EXERCISE INSTRUCTIONS ::
Each record that follows goes into your reply unchanged; the pictures do not.

┄┄┄┄┄┄┄┄┄┄

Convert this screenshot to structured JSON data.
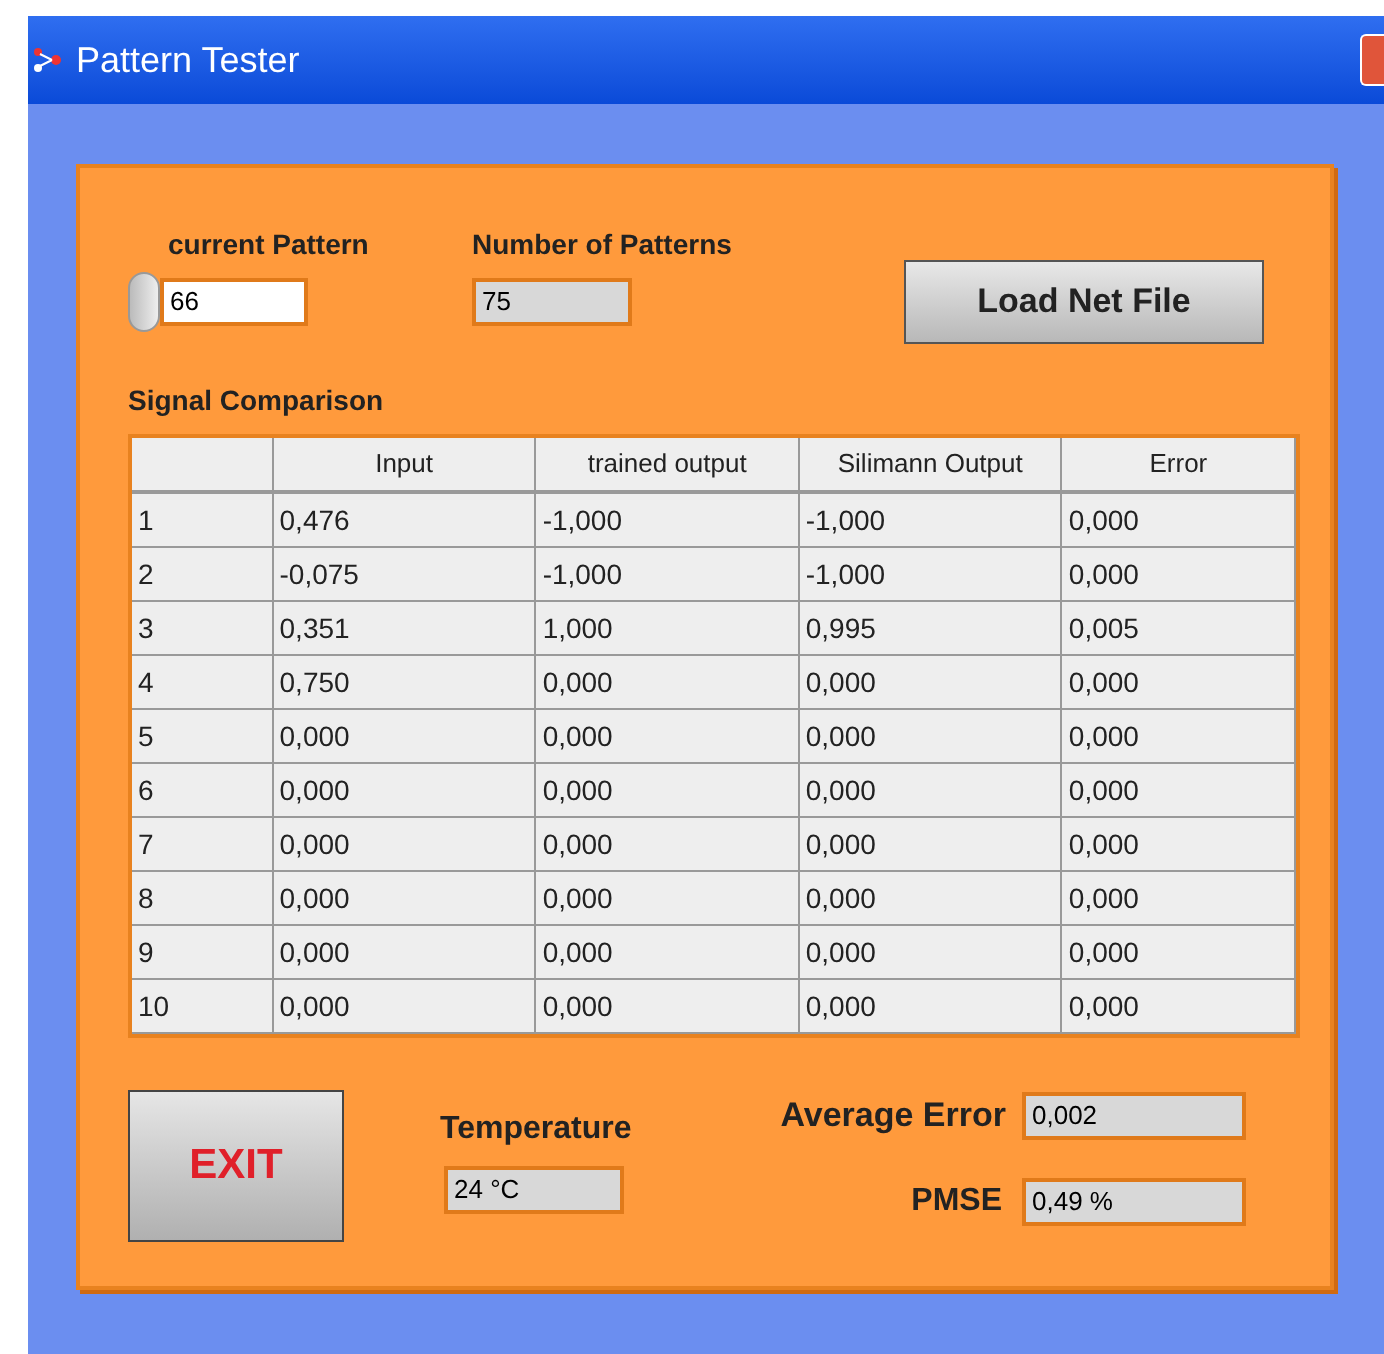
{
  "window": {
    "title": "Pattern Tester"
  },
  "current_pattern": {
    "label": "current Pattern",
    "value": "66"
  },
  "number_of_patterns": {
    "label": "Number of Patterns",
    "value": "75"
  },
  "load_button": "Load Net File",
  "table": {
    "title": "Signal Comparison",
    "columns": [
      "",
      "Input",
      "trained output",
      "Silimann Output",
      "Error"
    ],
    "rows": [
      [
        "1",
        "0,476",
        "-1,000",
        "-1,000",
        "0,000"
      ],
      [
        "2",
        "-0,075",
        "-1,000",
        "-1,000",
        "0,000"
      ],
      [
        "3",
        "0,351",
        "1,000",
        "0,995",
        "0,005"
      ],
      [
        "4",
        "0,750",
        "0,000",
        "0,000",
        "0,000"
      ],
      [
        "5",
        "0,000",
        "0,000",
        "0,000",
        "0,000"
      ],
      [
        "6",
        "0,000",
        "0,000",
        "0,000",
        "0,000"
      ],
      [
        "7",
        "0,000",
        "0,000",
        "0,000",
        "0,000"
      ],
      [
        "8",
        "0,000",
        "0,000",
        "0,000",
        "0,000"
      ],
      [
        "9",
        "0,000",
        "0,000",
        "0,000",
        "0,000"
      ],
      [
        "10",
        "0,000",
        "0,000",
        "0,000",
        "0,000"
      ]
    ]
  },
  "exit_button": "EXIT",
  "temperature": {
    "label": "Temperature",
    "value": "24 °C"
  },
  "average_error": {
    "label": "Average Error",
    "value": "0,002"
  },
  "pmse": {
    "label": "PMSE",
    "value": "0,49 %"
  }
}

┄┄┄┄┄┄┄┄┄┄

OUTPUT OF THE EXERCISE ::
Convert this screenshot to structured JSON data.
{
  "window": {
    "title": "Pattern Tester"
  },
  "current_pattern": {
    "label": "current Pattern",
    "value": "66"
  },
  "number_of_patterns": {
    "label": "Number of Patterns",
    "value": "75"
  },
  "load_button": "Load Net File",
  "table": {
    "title": "Signal Comparison",
    "columns": [
      "",
      "Input",
      "trained output",
      "Silimann Output",
      "Error"
    ],
    "rows": [
      [
        "1",
        "0,476",
        "-1,000",
        "-1,000",
        "0,000"
      ],
      [
        "2",
        "-0,075",
        "-1,000",
        "-1,000",
        "0,000"
      ],
      [
        "3",
        "0,351",
        "1,000",
        "0,995",
        "0,005"
      ],
      [
        "4",
        "0,750",
        "0,000",
        "0,000",
        "0,000"
      ],
      [
        "5",
        "0,000",
        "0,000",
        "0,000",
        "0,000"
      ],
      [
        "6",
        "0,000",
        "0,000",
        "0,000",
        "0,000"
      ],
      [
        "7",
        "0,000",
        "0,000",
        "0,000",
        "0,000"
      ],
      [
        "8",
        "0,000",
        "0,000",
        "0,000",
        "0,000"
      ],
      [
        "9",
        "0,000",
        "0,000",
        "0,000",
        "0,000"
      ],
      [
        "10",
        "0,000",
        "0,000",
        "0,000",
        "0,000"
      ]
    ]
  },
  "exit_button": "EXIT",
  "temperature": {
    "label": "Temperature",
    "value": "24 °C"
  },
  "average_error": {
    "label": "Average Error",
    "value": "0,002"
  },
  "pmse": {
    "label": "PMSE",
    "value": "0,49 %"
  }
}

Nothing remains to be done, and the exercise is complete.